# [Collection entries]
+++

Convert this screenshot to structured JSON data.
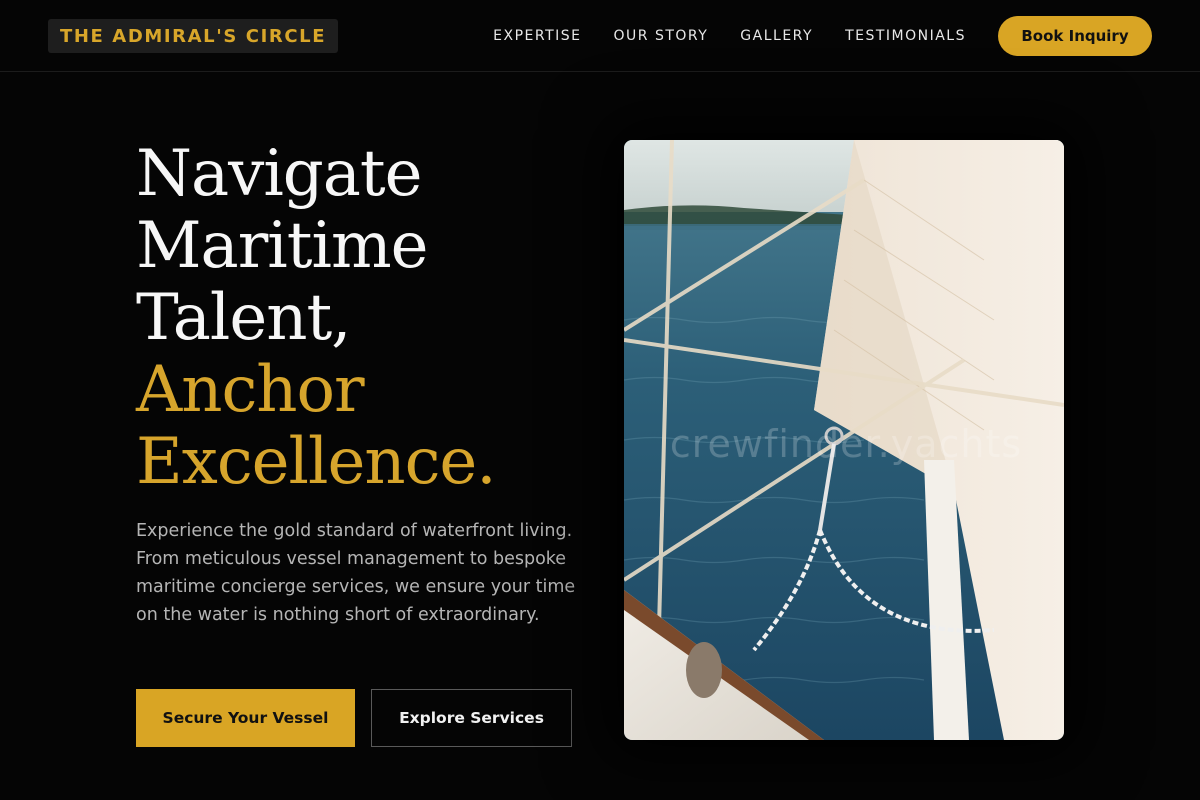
{
  "header": {
    "logo": "THE ADMIRAL'S CIRCLE",
    "nav": [
      "EXPERTISE",
      "OUR STORY",
      "GALLERY",
      "TESTIMONIALS"
    ],
    "cta": "Book Inquiry"
  },
  "hero": {
    "title_lines": [
      "Navigate",
      "Maritime",
      "Talent,"
    ],
    "title_gold_lines": [
      "Anchor",
      "Excellence."
    ],
    "description": "Experience the gold standard of waterfront living. From meticulous vessel management to bespoke maritime concierge services, we ensure your time on the water is nothing short of extraordinary.",
    "primary_button": "Secure Your Vessel",
    "secondary_button": "Explore Services",
    "image_watermark": "crewfinder.yachts"
  },
  "colors": {
    "background": "#050505",
    "accent_gold": "#d9a524",
    "text_light": "#f2f2f2",
    "text_muted": "#b5b5b5"
  },
  "icons": {
    "hero_image": "sailboat-rigging-photo"
  }
}
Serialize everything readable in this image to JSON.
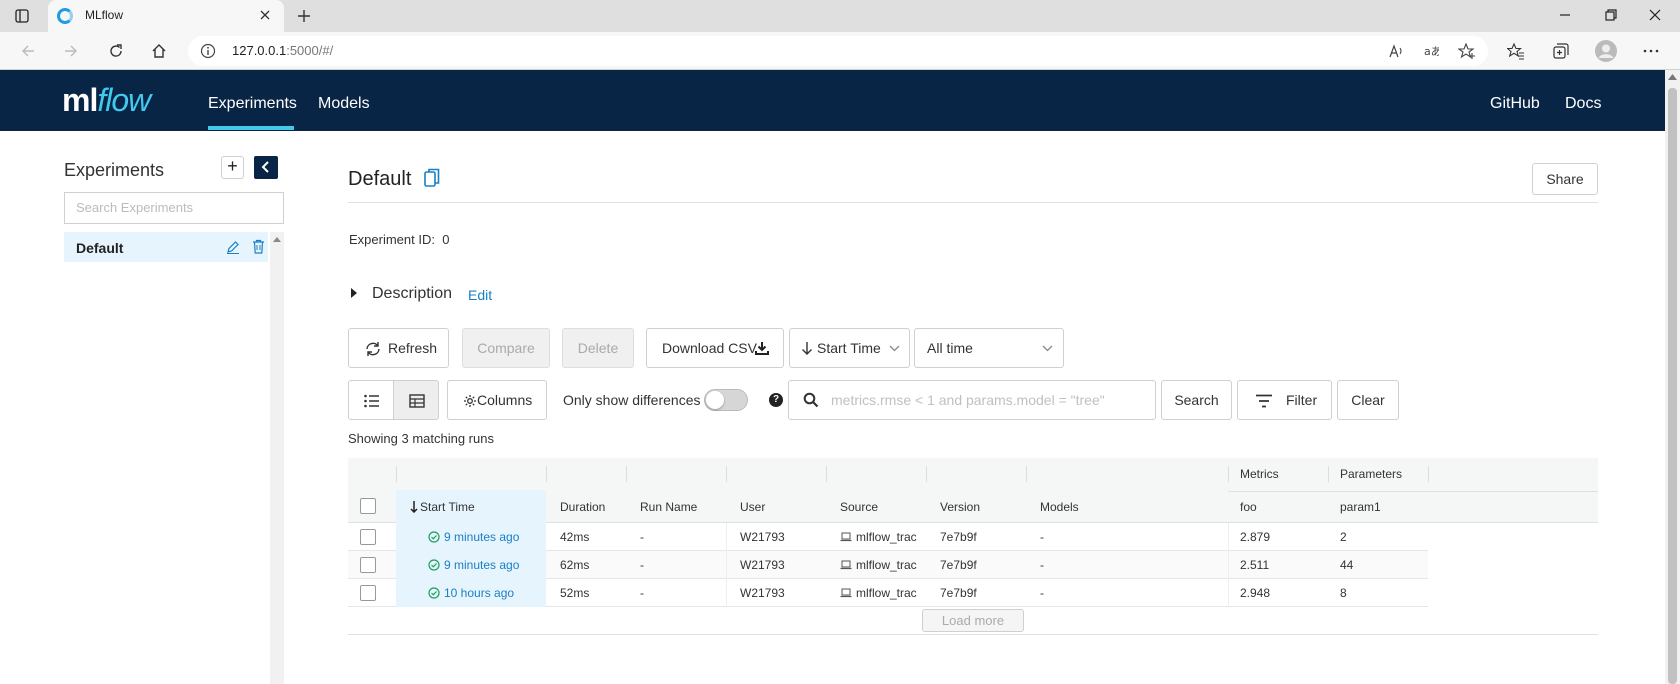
{
  "browser": {
    "tab_title": "MLflow",
    "url_host": "127.0.0.1",
    "url_rest": ":5000/#/"
  },
  "nav": {
    "logo_a": "ml",
    "logo_b": "flow",
    "experiments": "Experiments",
    "models": "Models",
    "github": "GitHub",
    "docs": "Docs"
  },
  "sidebar": {
    "title": "Experiments",
    "add_label": "+",
    "search_placeholder": "Search Experiments",
    "items": [
      {
        "label": "Default"
      }
    ]
  },
  "experiment": {
    "name": "Default",
    "share": "Share",
    "id_label": "Experiment ID:",
    "id_value": "0",
    "description": "Description",
    "edit": "Edit"
  },
  "toolbar": {
    "refresh": "Refresh",
    "compare": "Compare",
    "delete": "Delete",
    "download_csv": "Download CSV",
    "sort": "Start Time",
    "time_range": "All time",
    "columns": "Columns",
    "only_diff": "Only show differences",
    "help": "?",
    "search_placeholder": "metrics.rmse < 1 and params.model = \"tree\"",
    "search": "Search",
    "filter": "Filter",
    "clear": "Clear"
  },
  "runs": {
    "summary": "Showing 3 matching runs",
    "group_metrics": "Metrics",
    "group_parameters": "Parameters",
    "columns": [
      "Start Time",
      "Duration",
      "Run Name",
      "User",
      "Source",
      "Version",
      "Models",
      "foo",
      "param1"
    ],
    "rows": [
      {
        "start_time": "9 minutes ago",
        "duration": "42ms",
        "run_name": "-",
        "user": "W21793",
        "source": "mlflow_trac",
        "version": "7e7b9f",
        "models": "-",
        "foo": "2.879",
        "param1": "2"
      },
      {
        "start_time": "9 minutes ago",
        "duration": "62ms",
        "run_name": "-",
        "user": "W21793",
        "source": "mlflow_trac",
        "version": "7e7b9f",
        "models": "-",
        "foo": "2.511",
        "param1": "44"
      },
      {
        "start_time": "10 hours ago",
        "duration": "52ms",
        "run_name": "-",
        "user": "W21793",
        "source": "mlflow_trac",
        "version": "7e7b9f",
        "models": "-",
        "foo": "2.948",
        "param1": "8"
      }
    ],
    "load_more": "Load more"
  },
  "colors": {
    "nav_bg": "#082545",
    "accent": "#43c9ed",
    "link": "#1a7fc5",
    "selected_bg": "#e6f4fd"
  }
}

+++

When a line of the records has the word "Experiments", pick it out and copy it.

# [ANSWER BOX]
    "experiments": "Experiments",
    "title": "Experiments",
    "search_placeholder": "Search Experiments",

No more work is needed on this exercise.